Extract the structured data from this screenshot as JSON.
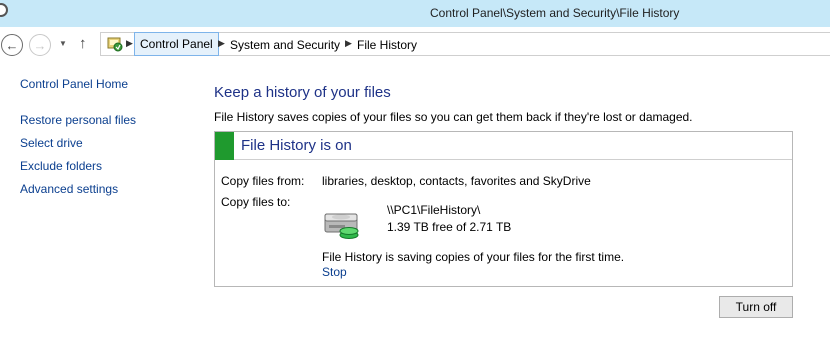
{
  "window": {
    "title": "Control Panel\\System and Security\\File History"
  },
  "toolbar": {
    "back_icon": "back-arrow-icon",
    "forward_icon": "forward-arrow-icon",
    "recent_icon": "dropdown-arrow-icon",
    "up_icon": "up-arrow-icon",
    "breadcrumbs": [
      "Control Panel",
      "System and Security",
      "File History"
    ]
  },
  "sidebar": {
    "items": [
      {
        "label": "Control Panel Home"
      },
      {
        "label": "Restore personal files"
      },
      {
        "label": "Select drive"
      },
      {
        "label": "Exclude folders"
      },
      {
        "label": "Advanced settings"
      }
    ]
  },
  "main": {
    "heading": "Keep a history of your files",
    "description": "File History saves copies of your files so you can get them back if they're lost or damaged.",
    "status": {
      "title": "File History is on",
      "color": "#1f9a2e"
    },
    "copy_from_label": "Copy files from:",
    "copy_from_value": "libraries, desktop, contacts, favorites and SkyDrive",
    "copy_to_label": "Copy files to:",
    "drive": {
      "icon": "hard-drive-icon",
      "path": "\\\\PC1\\FileHistory\\",
      "space": "1.39 TB free of 2.71 TB"
    },
    "saving_text": "File History is saving copies of your files for the first time.",
    "stop_label": "Stop",
    "turn_off_label": "Turn off"
  }
}
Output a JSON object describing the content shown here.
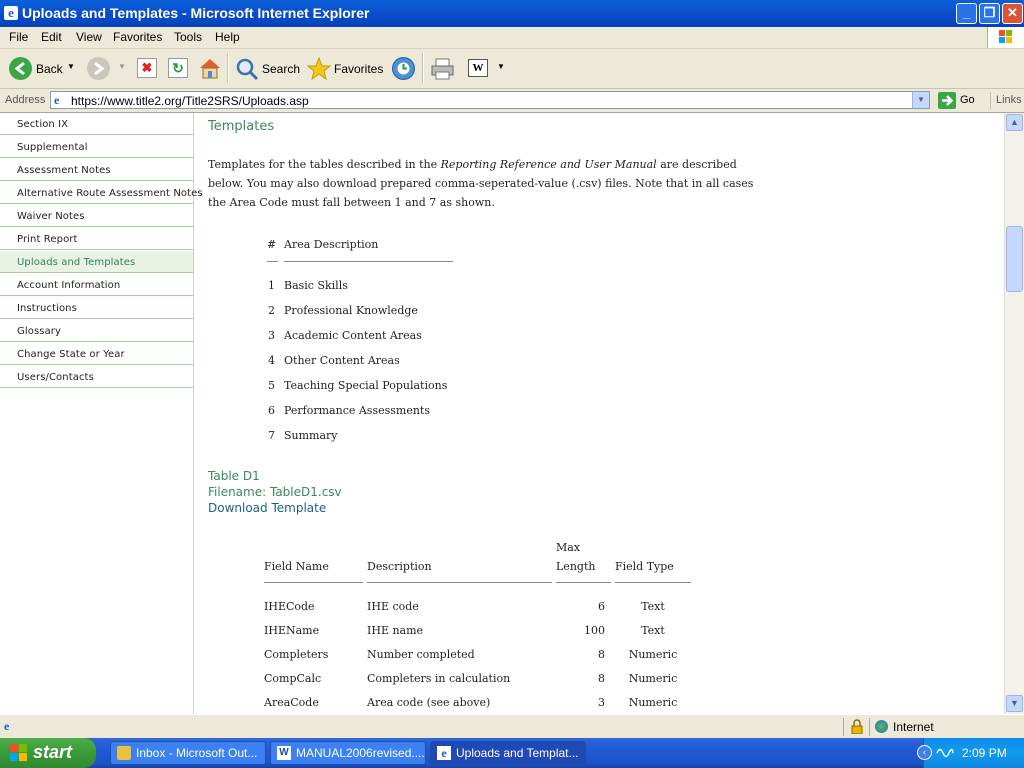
{
  "window": {
    "title": "Uploads and Templates - Microsoft Internet Explorer",
    "controls": [
      "minimize",
      "maximize",
      "close"
    ]
  },
  "menu": [
    "File",
    "Edit",
    "View",
    "Favorites",
    "Tools",
    "Help"
  ],
  "toolbar": {
    "back": "Back",
    "search": "Search",
    "favorites": "Favorites"
  },
  "address": {
    "label": "Address",
    "url": "https://www.title2.org/Title2SRS/Uploads.asp",
    "go": "Go",
    "links": "Links"
  },
  "nav": {
    "items": [
      "Section IX",
      "Supplemental",
      "Assessment Notes",
      "Alternative Route Assessment Notes",
      "Waiver Notes",
      "Print Report",
      "Uploads and Templates",
      "Account Information",
      "Instructions",
      "Glossary",
      "Change State or Year",
      "Users/Contacts"
    ],
    "active_index": 6
  },
  "main": {
    "title": "Templates",
    "intro_pre": "Templates for the tables described in the ",
    "intro_em": "Reporting Reference and User Manual",
    "intro_post": " are described below. You may also download prepared comma-seperated-value (.csv) files. Note that in all cases the Area Code must fall between 1 and 7 as shown.",
    "area_table": {
      "headers": [
        "#",
        "Area Description"
      ],
      "rows": [
        [
          "1",
          "Basic Skills"
        ],
        [
          "2",
          "Professional Knowledge"
        ],
        [
          "3",
          "Academic Content Areas"
        ],
        [
          "4",
          "Other Content Areas"
        ],
        [
          "5",
          "Teaching Special Populations"
        ],
        [
          "6",
          "Performance Assessments"
        ],
        [
          "7",
          "Summary"
        ]
      ]
    },
    "table_d1": {
      "title": "Table D1",
      "filename": "Filename: TableD1.csv",
      "download": "Download Template",
      "headers": {
        "field": "Field Name",
        "desc": "Description",
        "max1": "Max",
        "max2": "Length",
        "type": "Field Type"
      },
      "rows": [
        [
          "IHECode",
          "IHE code",
          "6",
          "Text"
        ],
        [
          "IHEName",
          "IHE name",
          "100",
          "Text"
        ],
        [
          "Completers",
          "Number completed",
          "8",
          "Numeric"
        ],
        [
          "CompCalc",
          "Completers in calculation",
          "8",
          "Numeric"
        ],
        [
          "AreaCode",
          "Area code (see above)",
          "3",
          "Numeric"
        ]
      ]
    }
  },
  "status": {
    "zone": "Internet"
  },
  "taskbar": {
    "start": "start",
    "tasks": [
      "Inbox - Microsoft Out...",
      "MANUAL2006revised....",
      "Uploads and Templat..."
    ],
    "clock": "2:09 PM"
  }
}
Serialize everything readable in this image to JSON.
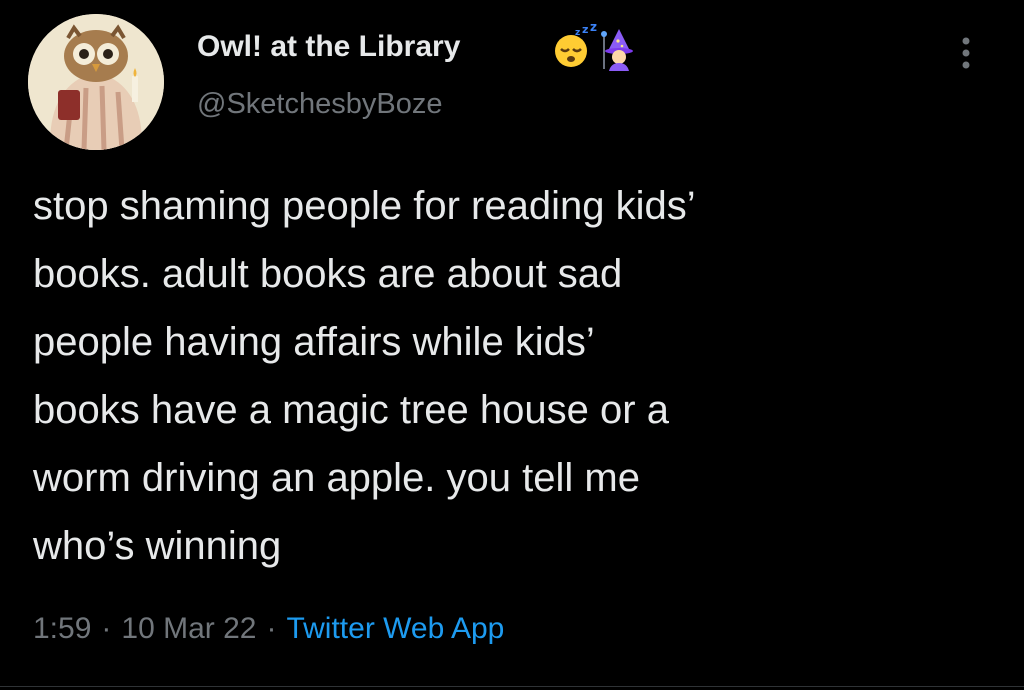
{
  "tweet": {
    "display_name": "Owl! at the Library",
    "name_emojis": [
      "sleeping-face-emoji",
      "mage-emoji"
    ],
    "handle": "@SketchesbyBoze",
    "avatar_icon": "owl-avatar",
    "more_icon": "more-options-icon",
    "text": "stop shaming people for reading kids’\nbooks. adult books are about sad\npeople having affairs while kids’\nbooks have a magic tree house or a\nworm driving an apple. you tell me\nwho’s winning",
    "time": "1:59",
    "separator": "·",
    "date": "10 Mar 22",
    "source": "Twitter Web App"
  },
  "colors": {
    "background": "#000000",
    "primary_text": "#e7e9ea",
    "secondary_text": "#71767b",
    "link": "#1d9bf0"
  }
}
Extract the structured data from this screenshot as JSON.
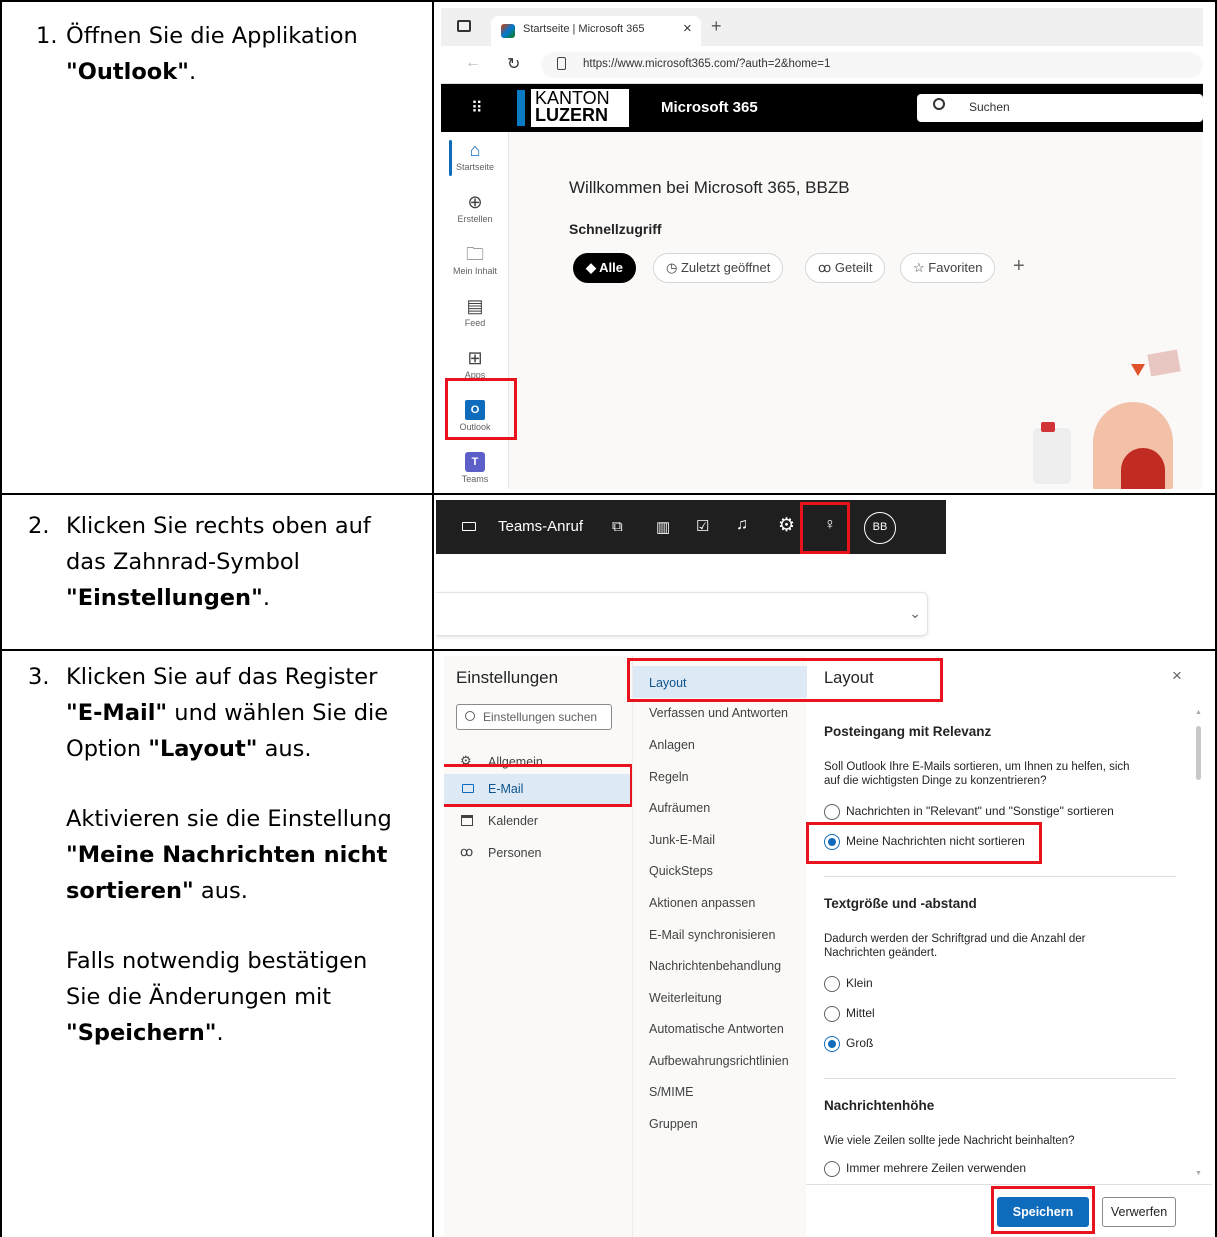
{
  "steps": [
    {
      "num": "1.",
      "line1": "Öffnen Sie die Applikation",
      "bold": "\"Outlook\"",
      "tail": "."
    },
    {
      "num": "2.",
      "line1": "Klicken Sie rechts oben auf",
      "line2": "das Zahnrad-Symbol",
      "bold": "\"Einstellungen\"",
      "tail": "."
    },
    {
      "num": "3.",
      "line1": "Klicken Sie auf das Register",
      "bold1": "\"E-Mail\"",
      "mid1": " und wählen Sie die",
      "pre2": "Option ",
      "bold2": "\"Layout\"",
      "tail2": " aus.",
      "p2_line1": "Aktivieren sie die Einstellung",
      "p2_bold1": "\"Meine Nachrichten nicht",
      "p2_bold2": "sortieren\"",
      "p2_tail": " aus.",
      "p3_line1": "Falls notwendig bestätigen",
      "p3_line2": "Sie die Änderungen mit",
      "p3_bold": "\"Speichern\"",
      "p3_tail": "."
    }
  ],
  "shot1": {
    "tab_title": "Startseite | Microsoft 365",
    "tab_close": "×",
    "tab_add": "+",
    "url": "https://www.microsoft365.com/?auth=2&home=1",
    "logo_line1": "KANTON",
    "logo_line2": "LUZERN",
    "app_name": "Microsoft 365",
    "search_placeholder": "Suchen",
    "rail": [
      "Startseite",
      "Erstellen",
      "Mein Inhalt",
      "Feed",
      "Apps",
      "Outlook",
      "Teams"
    ],
    "welcome": "Willkommen bei Microsoft 365, BBZB",
    "quick_access": "Schnellzugriff",
    "pills": [
      "Alle",
      "Zuletzt geöffnet",
      "Geteilt",
      "Favoriten"
    ],
    "pill_add": "+"
  },
  "shot2": {
    "call_label": "Teams-Anruf",
    "avatar": "BB",
    "chevron": "⌄"
  },
  "shot3": {
    "title": "Einstellungen",
    "search_placeholder": "Einstellungen suchen",
    "categories": [
      "Allgemein",
      "E-Mail",
      "Kalender",
      "Personen"
    ],
    "subnav": [
      "Layout",
      "Verfassen und Antworten",
      "Anlagen",
      "Regeln",
      "Aufräumen",
      "Junk-E-Mail",
      "QuickSteps",
      "Aktionen anpassen",
      "E-Mail synchronisieren",
      "Nachrichtenbehandlung",
      "Weiterleitung",
      "Automatische Antworten",
      "Aufbewahrungsrichtlinien",
      "S/MIME",
      "Gruppen"
    ],
    "pane_title": "Layout",
    "close": "×",
    "focused_head": "Posteingang mit Relevanz",
    "focused_desc1": "Soll Outlook Ihre E-Mails sortieren, um Ihnen zu helfen, sich",
    "focused_desc2": "auf die wichtigsten Dinge zu konzentrieren?",
    "focused_opt1": "Nachrichten in \"Relevant\" und \"Sonstige\" sortieren",
    "focused_opt2": "Meine Nachrichten nicht sortieren",
    "text_head": "Textgröße und -abstand",
    "text_desc1": "Dadurch werden der Schriftgrad und die Anzahl der",
    "text_desc2": "Nachrichten geändert.",
    "size_opts": [
      "Klein",
      "Mittel",
      "Groß"
    ],
    "height_head": "Nachrichtenhöhe",
    "height_desc": "Wie viele Zeilen sollte jede Nachricht beinhalten?",
    "height_opt1": "Immer mehrere Zeilen verwenden",
    "save": "Speichern",
    "discard": "Verwerfen"
  }
}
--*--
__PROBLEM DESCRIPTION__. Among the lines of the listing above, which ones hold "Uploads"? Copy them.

__EXERCISE SOLUTION__.
    "title": "Uploads and Templates - Microsoft Internet Explorer",
    "url": "https://www.title2.org/Title2SRS/Uploads.asp",
      "Uploads and Templates",
      "Uploads and Templat..."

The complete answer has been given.